◆ PROBLEM DESCRIPTION: Line by line, set down all the data below exactly, omitting any picture.

** SUPPLIED INFORMATION follows **

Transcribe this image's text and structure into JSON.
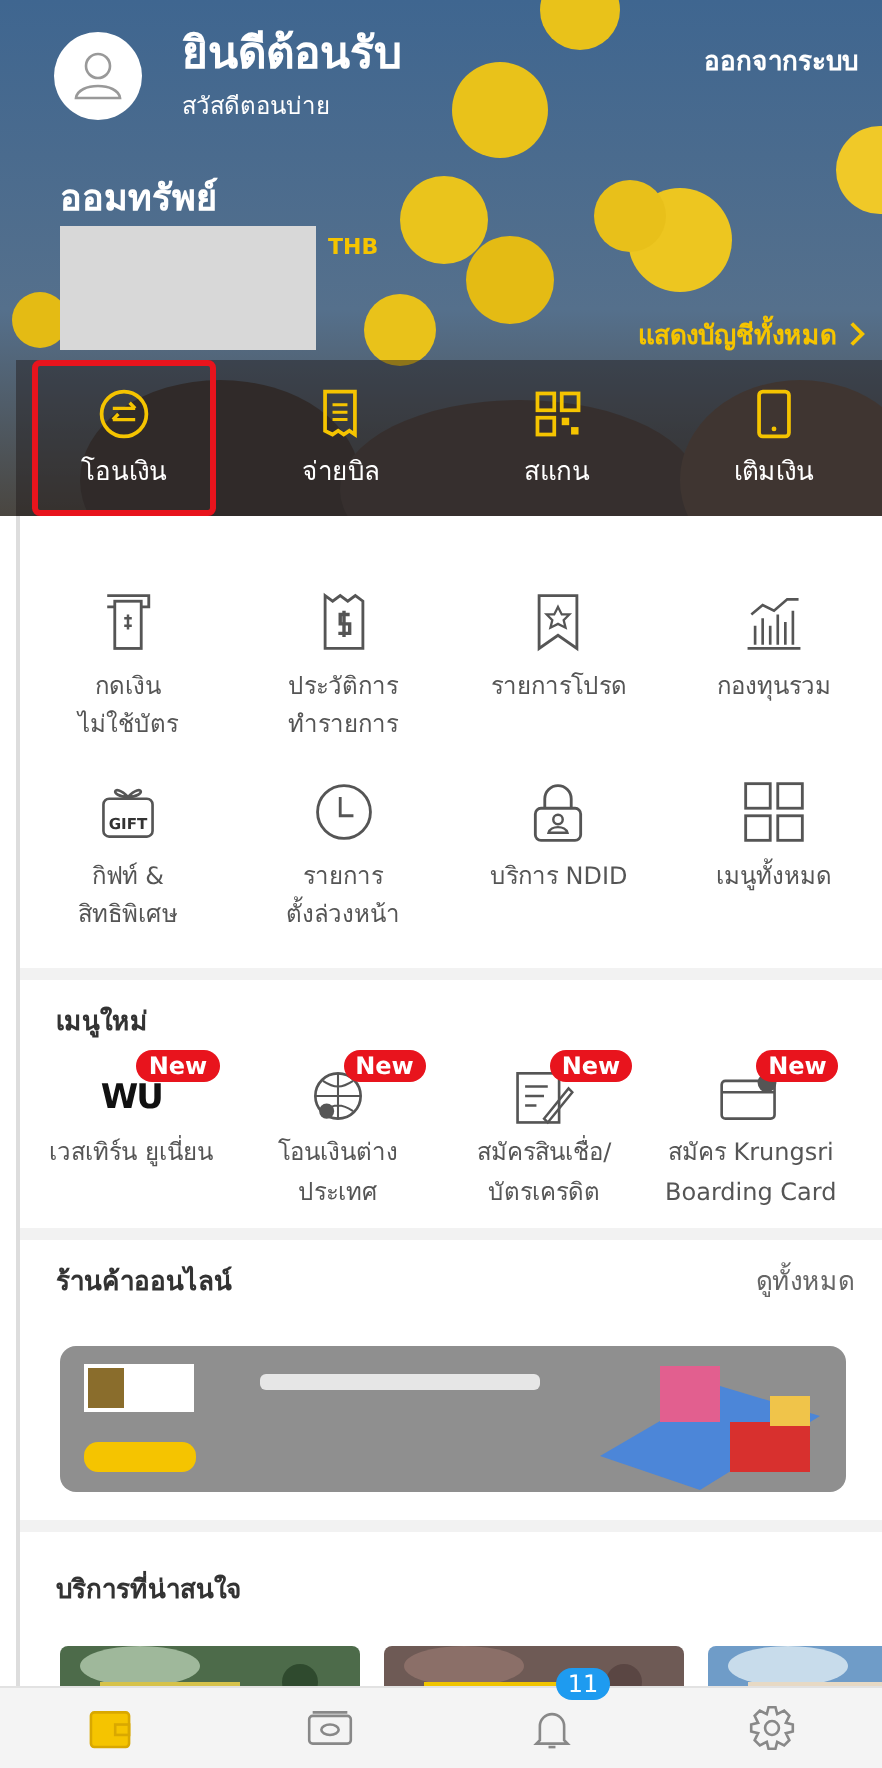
{
  "header": {
    "greeting": "ยินดีต้อนรับ",
    "subtitle": "สวัสดีตอนบ่าย",
    "logout": "ออกจากระบบ",
    "account_name": "ออมทรัพย์",
    "currency": "THB",
    "show_all": "แสดงบัญชีทั้งหมด"
  },
  "shortcuts": [
    {
      "label": "โอนเงิน",
      "selected": true
    },
    {
      "label": "จ่ายบิล",
      "selected": false
    },
    {
      "label": "สแกน",
      "selected": false
    },
    {
      "label": "เติมเงิน",
      "selected": false
    }
  ],
  "menu": [
    {
      "label": "กดเงิน\nไม่ใช้บัตร"
    },
    {
      "label": "ประวัติการ\nทำรายการ"
    },
    {
      "label": "รายการโปรด"
    },
    {
      "label": "กองทุนรวม"
    },
    {
      "label": "กิฟท์ &\nสิทธิพิเศษ",
      "icon_text": "GIFT"
    },
    {
      "label": "รายการ\nตั้งล่วงหน้า"
    },
    {
      "label": "บริการ NDID"
    },
    {
      "label": "เมนูทั้งหมด"
    }
  ],
  "new_menu": {
    "title": "เมนูใหม่",
    "items": [
      {
        "label": "เวสเทิร์น ยูเนี่ยน",
        "badge": "New",
        "logo_text": "WU"
      },
      {
        "label": "โอนเงินต่าง\nประเทศ",
        "badge": "New"
      },
      {
        "label": "สมัครสินเชื่อ/\nบัตรเครดิต",
        "badge": "New"
      },
      {
        "label": "สมัคร Krungsri\nBoarding Card",
        "badge": "New"
      }
    ]
  },
  "online_shop": {
    "title": "ร้านค้าออนไลน์",
    "view_all": "ดูทั้งหมด"
  },
  "services": {
    "title": "บริการที่น่าสนใจ"
  },
  "bottom_nav": [
    {
      "selected": true
    },
    {
      "selected": false
    },
    {
      "selected": false,
      "badge": "11"
    },
    {
      "selected": false
    }
  ]
}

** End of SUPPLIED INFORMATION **

◆ RESPONSE AREA:
Transcribe this image's text and structure into JSON.
{
  "header": {
    "greeting": "ยินดีต้อนรับ",
    "subtitle": "สวัสดีตอนบ่าย",
    "logout": "ออกจากระบบ",
    "account_name": "ออมทรัพย์",
    "currency": "THB",
    "show_all": "แสดงบัญชีทั้งหมด"
  },
  "shortcuts": [
    {
      "label": "โอนเงิน",
      "selected": true
    },
    {
      "label": "จ่ายบิล",
      "selected": false
    },
    {
      "label": "สแกน",
      "selected": false
    },
    {
      "label": "เติมเงิน",
      "selected": false
    }
  ],
  "menu": [
    {
      "label": "กดเงิน\nไม่ใช้บัตร"
    },
    {
      "label": "ประวัติการ\nทำรายการ"
    },
    {
      "label": "รายการโปรด"
    },
    {
      "label": "กองทุนรวม"
    },
    {
      "label": "กิฟท์ &\nสิทธิพิเศษ",
      "icon_text": "GIFT"
    },
    {
      "label": "รายการ\nตั้งล่วงหน้า"
    },
    {
      "label": "บริการ NDID"
    },
    {
      "label": "เมนูทั้งหมด"
    }
  ],
  "new_menu": {
    "title": "เมนูใหม่",
    "items": [
      {
        "label": "เวสเทิร์น ยูเนี่ยน",
        "badge": "New",
        "logo_text": "WU"
      },
      {
        "label": "โอนเงินต่าง\nประเทศ",
        "badge": "New"
      },
      {
        "label": "สมัครสินเชื่อ/\nบัตรเครดิต",
        "badge": "New"
      },
      {
        "label": "สมัคร Krungsri\nBoarding Card",
        "badge": "New"
      }
    ]
  },
  "online_shop": {
    "title": "ร้านค้าออนไลน์",
    "view_all": "ดูทั้งหมด"
  },
  "services": {
    "title": "บริการที่น่าสนใจ"
  },
  "bottom_nav": [
    {
      "selected": true
    },
    {
      "selected": false
    },
    {
      "selected": false,
      "badge": "11"
    },
    {
      "selected": false
    }
  ]
}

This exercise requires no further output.